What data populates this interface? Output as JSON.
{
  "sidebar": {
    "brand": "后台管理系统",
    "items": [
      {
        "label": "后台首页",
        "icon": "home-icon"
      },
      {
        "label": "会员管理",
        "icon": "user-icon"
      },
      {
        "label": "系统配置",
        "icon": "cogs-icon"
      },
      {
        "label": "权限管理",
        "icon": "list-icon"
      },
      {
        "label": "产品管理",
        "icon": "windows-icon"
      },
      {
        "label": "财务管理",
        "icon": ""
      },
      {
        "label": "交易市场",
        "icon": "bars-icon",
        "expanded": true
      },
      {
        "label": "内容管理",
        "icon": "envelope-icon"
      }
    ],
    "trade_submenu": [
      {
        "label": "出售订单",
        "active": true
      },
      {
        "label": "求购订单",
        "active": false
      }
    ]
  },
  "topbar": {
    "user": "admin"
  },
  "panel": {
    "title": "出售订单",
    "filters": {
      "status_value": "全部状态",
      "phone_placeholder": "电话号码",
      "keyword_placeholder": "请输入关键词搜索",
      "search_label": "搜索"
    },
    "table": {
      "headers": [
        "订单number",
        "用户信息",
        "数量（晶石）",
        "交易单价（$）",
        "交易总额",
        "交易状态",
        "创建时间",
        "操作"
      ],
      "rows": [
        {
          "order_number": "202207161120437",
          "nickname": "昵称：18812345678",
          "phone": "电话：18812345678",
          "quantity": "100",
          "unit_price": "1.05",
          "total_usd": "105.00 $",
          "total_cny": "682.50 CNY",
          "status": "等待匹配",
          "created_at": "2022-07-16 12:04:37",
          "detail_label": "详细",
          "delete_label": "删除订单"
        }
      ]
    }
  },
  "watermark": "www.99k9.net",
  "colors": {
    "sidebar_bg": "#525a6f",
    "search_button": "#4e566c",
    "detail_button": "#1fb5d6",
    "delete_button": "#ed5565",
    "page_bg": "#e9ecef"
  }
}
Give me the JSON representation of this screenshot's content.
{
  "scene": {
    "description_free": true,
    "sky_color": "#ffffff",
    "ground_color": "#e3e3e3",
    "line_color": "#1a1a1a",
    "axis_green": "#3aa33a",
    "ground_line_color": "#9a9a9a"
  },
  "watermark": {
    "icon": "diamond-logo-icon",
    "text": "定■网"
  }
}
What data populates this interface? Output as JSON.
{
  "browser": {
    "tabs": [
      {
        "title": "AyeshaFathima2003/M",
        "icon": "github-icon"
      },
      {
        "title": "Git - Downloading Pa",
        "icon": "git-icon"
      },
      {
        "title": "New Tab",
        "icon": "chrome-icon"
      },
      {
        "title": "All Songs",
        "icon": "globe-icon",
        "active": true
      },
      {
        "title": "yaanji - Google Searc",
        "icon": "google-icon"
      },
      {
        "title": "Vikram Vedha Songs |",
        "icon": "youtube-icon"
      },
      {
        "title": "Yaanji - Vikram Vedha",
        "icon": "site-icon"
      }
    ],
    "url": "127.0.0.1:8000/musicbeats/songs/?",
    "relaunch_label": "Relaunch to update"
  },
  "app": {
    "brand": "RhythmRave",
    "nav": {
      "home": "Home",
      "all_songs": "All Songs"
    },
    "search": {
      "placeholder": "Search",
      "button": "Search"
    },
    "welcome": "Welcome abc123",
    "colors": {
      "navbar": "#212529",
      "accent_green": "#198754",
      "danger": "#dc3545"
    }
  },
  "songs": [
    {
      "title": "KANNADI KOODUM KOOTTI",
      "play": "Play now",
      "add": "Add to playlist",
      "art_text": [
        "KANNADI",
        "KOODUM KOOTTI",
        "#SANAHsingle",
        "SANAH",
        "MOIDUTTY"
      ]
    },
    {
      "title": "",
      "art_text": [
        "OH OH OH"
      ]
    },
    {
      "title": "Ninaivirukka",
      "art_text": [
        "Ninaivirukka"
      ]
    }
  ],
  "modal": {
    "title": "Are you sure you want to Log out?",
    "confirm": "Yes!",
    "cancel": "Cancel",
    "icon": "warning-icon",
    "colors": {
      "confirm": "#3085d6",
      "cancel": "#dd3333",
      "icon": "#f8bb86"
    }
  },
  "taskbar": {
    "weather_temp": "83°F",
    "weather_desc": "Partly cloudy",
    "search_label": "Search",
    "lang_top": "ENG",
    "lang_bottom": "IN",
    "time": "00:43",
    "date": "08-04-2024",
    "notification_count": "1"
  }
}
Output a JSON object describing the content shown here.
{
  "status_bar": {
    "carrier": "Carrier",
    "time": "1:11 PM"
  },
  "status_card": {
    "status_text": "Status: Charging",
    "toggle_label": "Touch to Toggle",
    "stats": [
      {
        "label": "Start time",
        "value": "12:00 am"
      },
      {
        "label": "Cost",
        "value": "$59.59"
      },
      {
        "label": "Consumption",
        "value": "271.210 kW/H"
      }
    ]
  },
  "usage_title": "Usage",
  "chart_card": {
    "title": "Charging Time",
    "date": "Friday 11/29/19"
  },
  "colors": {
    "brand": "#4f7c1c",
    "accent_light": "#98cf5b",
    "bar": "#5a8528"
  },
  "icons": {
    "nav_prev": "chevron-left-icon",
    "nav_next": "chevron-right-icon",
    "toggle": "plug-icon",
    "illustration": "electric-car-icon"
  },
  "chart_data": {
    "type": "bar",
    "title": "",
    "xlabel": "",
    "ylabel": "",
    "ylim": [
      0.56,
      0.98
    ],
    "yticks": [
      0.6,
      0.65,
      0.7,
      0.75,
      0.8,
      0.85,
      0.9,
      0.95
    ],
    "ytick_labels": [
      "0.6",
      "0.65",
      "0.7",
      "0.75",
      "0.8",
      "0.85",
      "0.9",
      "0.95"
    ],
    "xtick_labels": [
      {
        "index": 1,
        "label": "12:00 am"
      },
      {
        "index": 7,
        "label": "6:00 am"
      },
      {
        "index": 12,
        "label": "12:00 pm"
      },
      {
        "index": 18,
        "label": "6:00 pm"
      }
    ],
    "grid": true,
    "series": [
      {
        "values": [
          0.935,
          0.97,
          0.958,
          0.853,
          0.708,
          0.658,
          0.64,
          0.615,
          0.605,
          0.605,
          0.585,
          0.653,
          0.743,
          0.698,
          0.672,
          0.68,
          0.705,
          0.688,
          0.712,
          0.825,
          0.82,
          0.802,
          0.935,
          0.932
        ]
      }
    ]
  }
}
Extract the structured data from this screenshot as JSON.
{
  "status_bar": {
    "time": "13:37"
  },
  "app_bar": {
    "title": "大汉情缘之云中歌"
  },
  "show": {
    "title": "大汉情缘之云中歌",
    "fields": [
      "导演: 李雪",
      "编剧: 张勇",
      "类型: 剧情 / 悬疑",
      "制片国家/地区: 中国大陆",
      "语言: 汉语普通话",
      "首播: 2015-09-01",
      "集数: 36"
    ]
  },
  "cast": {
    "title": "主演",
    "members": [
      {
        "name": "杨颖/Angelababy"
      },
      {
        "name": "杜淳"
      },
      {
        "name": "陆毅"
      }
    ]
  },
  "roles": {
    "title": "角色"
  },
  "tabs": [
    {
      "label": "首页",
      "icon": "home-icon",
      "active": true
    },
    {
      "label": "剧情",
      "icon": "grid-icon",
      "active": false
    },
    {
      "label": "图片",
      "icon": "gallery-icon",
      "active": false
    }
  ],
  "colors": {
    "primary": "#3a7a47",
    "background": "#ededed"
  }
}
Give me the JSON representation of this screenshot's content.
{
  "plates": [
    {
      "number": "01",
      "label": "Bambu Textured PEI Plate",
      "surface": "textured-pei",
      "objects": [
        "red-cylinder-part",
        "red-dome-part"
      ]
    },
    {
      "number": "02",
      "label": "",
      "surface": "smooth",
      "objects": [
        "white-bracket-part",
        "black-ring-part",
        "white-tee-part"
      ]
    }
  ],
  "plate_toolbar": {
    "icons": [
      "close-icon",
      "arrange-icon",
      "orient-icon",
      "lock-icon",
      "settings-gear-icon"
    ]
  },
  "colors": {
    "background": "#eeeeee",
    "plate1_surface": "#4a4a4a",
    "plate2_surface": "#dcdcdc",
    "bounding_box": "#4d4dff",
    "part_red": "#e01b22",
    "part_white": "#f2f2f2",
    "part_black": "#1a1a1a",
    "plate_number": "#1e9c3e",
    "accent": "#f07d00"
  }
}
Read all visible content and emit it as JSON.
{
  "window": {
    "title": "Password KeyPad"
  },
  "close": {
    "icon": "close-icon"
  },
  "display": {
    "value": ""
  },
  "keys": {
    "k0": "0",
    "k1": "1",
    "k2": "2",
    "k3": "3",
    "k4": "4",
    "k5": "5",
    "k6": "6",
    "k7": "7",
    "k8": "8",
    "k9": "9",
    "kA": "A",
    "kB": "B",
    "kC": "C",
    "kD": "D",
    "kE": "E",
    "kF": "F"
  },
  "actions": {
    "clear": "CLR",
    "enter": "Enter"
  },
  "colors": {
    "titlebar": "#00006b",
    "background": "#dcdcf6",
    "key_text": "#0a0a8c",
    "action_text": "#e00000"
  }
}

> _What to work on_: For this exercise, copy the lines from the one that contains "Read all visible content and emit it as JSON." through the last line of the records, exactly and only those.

> _Solution to the problem_:
Read all visible content and emit it as JSON.
{
  "window": {
    "title": "Password KeyPad"
  },
  "close": {
    "icon": "close-icon"
  },
  "display": {
    "value": ""
  },
  "keys": {
    "k0": "0",
    "k1": "1",
    "k2": "2",
    "k3": "3",
    "k4": "4",
    "k5": "5",
    "k6": "6",
    "k7": "7",
    "k8": "8",
    "k9": "9",
    "kA": "A",
    "kB": "B",
    "kC": "C",
    "kD": "D",
    "kE": "E",
    "kF": "F"
  },
  "actions": {
    "clear": "CLR",
    "enter": "Enter"
  },
  "colors": {
    "titlebar": "#00006b",
    "background": "#dcdcf6",
    "key_text": "#0a0a8c",
    "action_text": "#e00000"
  }
}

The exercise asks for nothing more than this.